This article is part of our series of informational tips for volunteer foster families.
Consider making a long-term difference through short-term care by signing up to foster animals in need.
I know some of our foster volunteers are curious as to what happens to your foster after they come back to the shelter; so we thought we would share some of the basics!
Several departments get involved with the dog or cat prior to them being adopted and these things occur in different orders depending on the needs of the shelter guest, timing, and other factors:
The notes you provided about your foster animal will be input into our database, so our adoption counselors, animal care staff, and volunteers have more information about the animal’s behavior. Thank you so much for your detailed notes about your foster animal’s time in your home.
Before going up for adoption, the shelter guest needs to be spayed/neutered, have any other surgery that may be necessary to do in a shelter setting, be microchipped (if not already done), ears checked, clip their nails, and be up to date on vaccinations and treatments for their age. The clinic works on getting the shelter guest’s health history updated as well.
Behavior and Training Department
Our behavior team will complete the necessary behavioral assessments on the shelter guest so we can provide adopters, staff, and volunteers pertinent information for that companion. This may include providing showing plans, extra behavioral handouts, updating counselor notes, behavior profiles, public profiles, home plans, walking plans, etc.

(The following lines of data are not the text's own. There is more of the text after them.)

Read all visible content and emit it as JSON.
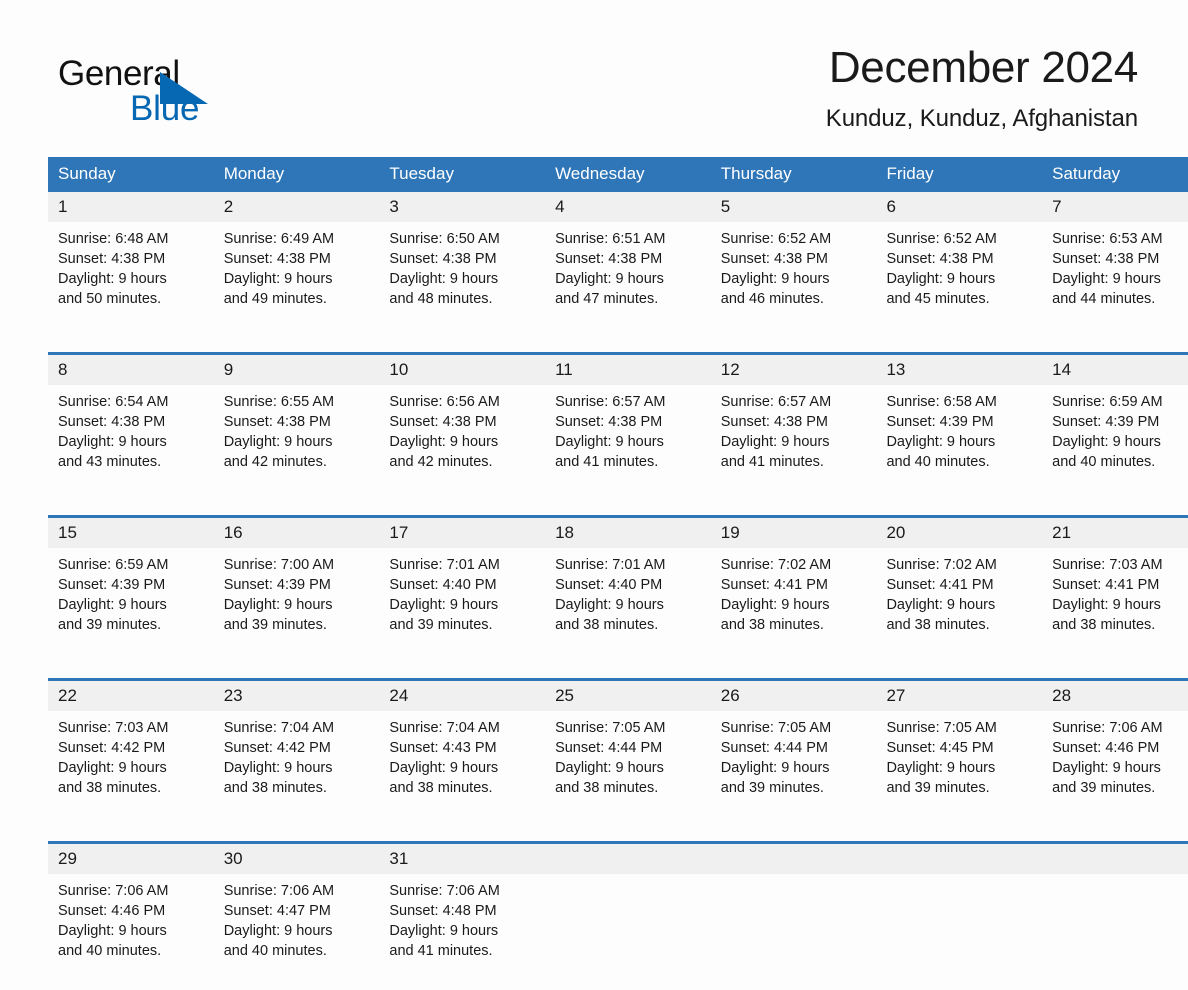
{
  "brand": {
    "name_part1": "General",
    "name_part2": "Blue",
    "triangle_icon": "triangle-logo-icon",
    "accent_color": "#0668b3"
  },
  "header": {
    "title": "December 2024",
    "location": "Kunduz, Kunduz, Afghanistan"
  },
  "theme": {
    "header_blue": "#2e76b8",
    "daynum_band": "#f0f0f0",
    "page_background": "#fdfdfd"
  },
  "calendar": {
    "weekday_headers": [
      "Sunday",
      "Monday",
      "Tuesday",
      "Wednesday",
      "Thursday",
      "Friday",
      "Saturday"
    ],
    "weeks": [
      [
        {
          "day": "1",
          "sunrise": "Sunrise: 6:48 AM",
          "sunset": "Sunset: 4:38 PM",
          "daylight_line1": "Daylight: 9 hours",
          "daylight_line2": "and 50 minutes."
        },
        {
          "day": "2",
          "sunrise": "Sunrise: 6:49 AM",
          "sunset": "Sunset: 4:38 PM",
          "daylight_line1": "Daylight: 9 hours",
          "daylight_line2": "and 49 minutes."
        },
        {
          "day": "3",
          "sunrise": "Sunrise: 6:50 AM",
          "sunset": "Sunset: 4:38 PM",
          "daylight_line1": "Daylight: 9 hours",
          "daylight_line2": "and 48 minutes."
        },
        {
          "day": "4",
          "sunrise": "Sunrise: 6:51 AM",
          "sunset": "Sunset: 4:38 PM",
          "daylight_line1": "Daylight: 9 hours",
          "daylight_line2": "and 47 minutes."
        },
        {
          "day": "5",
          "sunrise": "Sunrise: 6:52 AM",
          "sunset": "Sunset: 4:38 PM",
          "daylight_line1": "Daylight: 9 hours",
          "daylight_line2": "and 46 minutes."
        },
        {
          "day": "6",
          "sunrise": "Sunrise: 6:52 AM",
          "sunset": "Sunset: 4:38 PM",
          "daylight_line1": "Daylight: 9 hours",
          "daylight_line2": "and 45 minutes."
        },
        {
          "day": "7",
          "sunrise": "Sunrise: 6:53 AM",
          "sunset": "Sunset: 4:38 PM",
          "daylight_line1": "Daylight: 9 hours",
          "daylight_line2": "and 44 minutes."
        }
      ],
      [
        {
          "day": "8",
          "sunrise": "Sunrise: 6:54 AM",
          "sunset": "Sunset: 4:38 PM",
          "daylight_line1": "Daylight: 9 hours",
          "daylight_line2": "and 43 minutes."
        },
        {
          "day": "9",
          "sunrise": "Sunrise: 6:55 AM",
          "sunset": "Sunset: 4:38 PM",
          "daylight_line1": "Daylight: 9 hours",
          "daylight_line2": "and 42 minutes."
        },
        {
          "day": "10",
          "sunrise": "Sunrise: 6:56 AM",
          "sunset": "Sunset: 4:38 PM",
          "daylight_line1": "Daylight: 9 hours",
          "daylight_line2": "and 42 minutes."
        },
        {
          "day": "11",
          "sunrise": "Sunrise: 6:57 AM",
          "sunset": "Sunset: 4:38 PM",
          "daylight_line1": "Daylight: 9 hours",
          "daylight_line2": "and 41 minutes."
        },
        {
          "day": "12",
          "sunrise": "Sunrise: 6:57 AM",
          "sunset": "Sunset: 4:38 PM",
          "daylight_line1": "Daylight: 9 hours",
          "daylight_line2": "and 41 minutes."
        },
        {
          "day": "13",
          "sunrise": "Sunrise: 6:58 AM",
          "sunset": "Sunset: 4:39 PM",
          "daylight_line1": "Daylight: 9 hours",
          "daylight_line2": "and 40 minutes."
        },
        {
          "day": "14",
          "sunrise": "Sunrise: 6:59 AM",
          "sunset": "Sunset: 4:39 PM",
          "daylight_line1": "Daylight: 9 hours",
          "daylight_line2": "and 40 minutes."
        }
      ],
      [
        {
          "day": "15",
          "sunrise": "Sunrise: 6:59 AM",
          "sunset": "Sunset: 4:39 PM",
          "daylight_line1": "Daylight: 9 hours",
          "daylight_line2": "and 39 minutes."
        },
        {
          "day": "16",
          "sunrise": "Sunrise: 7:00 AM",
          "sunset": "Sunset: 4:39 PM",
          "daylight_line1": "Daylight: 9 hours",
          "daylight_line2": "and 39 minutes."
        },
        {
          "day": "17",
          "sunrise": "Sunrise: 7:01 AM",
          "sunset": "Sunset: 4:40 PM",
          "daylight_line1": "Daylight: 9 hours",
          "daylight_line2": "and 39 minutes."
        },
        {
          "day": "18",
          "sunrise": "Sunrise: 7:01 AM",
          "sunset": "Sunset: 4:40 PM",
          "daylight_line1": "Daylight: 9 hours",
          "daylight_line2": "and 38 minutes."
        },
        {
          "day": "19",
          "sunrise": "Sunrise: 7:02 AM",
          "sunset": "Sunset: 4:41 PM",
          "daylight_line1": "Daylight: 9 hours",
          "daylight_line2": "and 38 minutes."
        },
        {
          "day": "20",
          "sunrise": "Sunrise: 7:02 AM",
          "sunset": "Sunset: 4:41 PM",
          "daylight_line1": "Daylight: 9 hours",
          "daylight_line2": "and 38 minutes."
        },
        {
          "day": "21",
          "sunrise": "Sunrise: 7:03 AM",
          "sunset": "Sunset: 4:41 PM",
          "daylight_line1": "Daylight: 9 hours",
          "daylight_line2": "and 38 minutes."
        }
      ],
      [
        {
          "day": "22",
          "sunrise": "Sunrise: 7:03 AM",
          "sunset": "Sunset: 4:42 PM",
          "daylight_line1": "Daylight: 9 hours",
          "daylight_line2": "and 38 minutes."
        },
        {
          "day": "23",
          "sunrise": "Sunrise: 7:04 AM",
          "sunset": "Sunset: 4:42 PM",
          "daylight_line1": "Daylight: 9 hours",
          "daylight_line2": "and 38 minutes."
        },
        {
          "day": "24",
          "sunrise": "Sunrise: 7:04 AM",
          "sunset": "Sunset: 4:43 PM",
          "daylight_line1": "Daylight: 9 hours",
          "daylight_line2": "and 38 minutes."
        },
        {
          "day": "25",
          "sunrise": "Sunrise: 7:05 AM",
          "sunset": "Sunset: 4:44 PM",
          "daylight_line1": "Daylight: 9 hours",
          "daylight_line2": "and 38 minutes."
        },
        {
          "day": "26",
          "sunrise": "Sunrise: 7:05 AM",
          "sunset": "Sunset: 4:44 PM",
          "daylight_line1": "Daylight: 9 hours",
          "daylight_line2": "and 39 minutes."
        },
        {
          "day": "27",
          "sunrise": "Sunrise: 7:05 AM",
          "sunset": "Sunset: 4:45 PM",
          "daylight_line1": "Daylight: 9 hours",
          "daylight_line2": "and 39 minutes."
        },
        {
          "day": "28",
          "sunrise": "Sunrise: 7:06 AM",
          "sunset": "Sunset: 4:46 PM",
          "daylight_line1": "Daylight: 9 hours",
          "daylight_line2": "and 39 minutes."
        }
      ],
      [
        {
          "day": "29",
          "sunrise": "Sunrise: 7:06 AM",
          "sunset": "Sunset: 4:46 PM",
          "daylight_line1": "Daylight: 9 hours",
          "daylight_line2": "and 40 minutes."
        },
        {
          "day": "30",
          "sunrise": "Sunrise: 7:06 AM",
          "sunset": "Sunset: 4:47 PM",
          "daylight_line1": "Daylight: 9 hours",
          "daylight_line2": "and 40 minutes."
        },
        {
          "day": "31",
          "sunrise": "Sunrise: 7:06 AM",
          "sunset": "Sunset: 4:48 PM",
          "daylight_line1": "Daylight: 9 hours",
          "daylight_line2": "and 41 minutes."
        },
        {
          "day": "",
          "sunrise": "",
          "sunset": "",
          "daylight_line1": "",
          "daylight_line2": ""
        },
        {
          "day": "",
          "sunrise": "",
          "sunset": "",
          "daylight_line1": "",
          "daylight_line2": ""
        },
        {
          "day": "",
          "sunrise": "",
          "sunset": "",
          "daylight_line1": "",
          "daylight_line2": ""
        },
        {
          "day": "",
          "sunrise": "",
          "sunset": "",
          "daylight_line1": "",
          "daylight_line2": ""
        }
      ]
    ]
  }
}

Our adoption team collects the microchip registration paperwork, Rabies certificate, and spay/neuter certificate for your foster animal. The animal’s photo is taken (or photos provided by the foster may be used) and when they are officially available for adoption, you’ll see them listed on our website’s adoption listings.
Adoption note: When the foster department has been informed a foster or a friend of foster wants to adopt your foster animal, all of the above occur, however we have that foster animal “skip the line,” so to speak. There is a lot of behind the scenes work for your foster animal and the more notice we are provided for the foster/foster friend adoptions, the easier it is on the entire staff, which is why we ask for three days notice!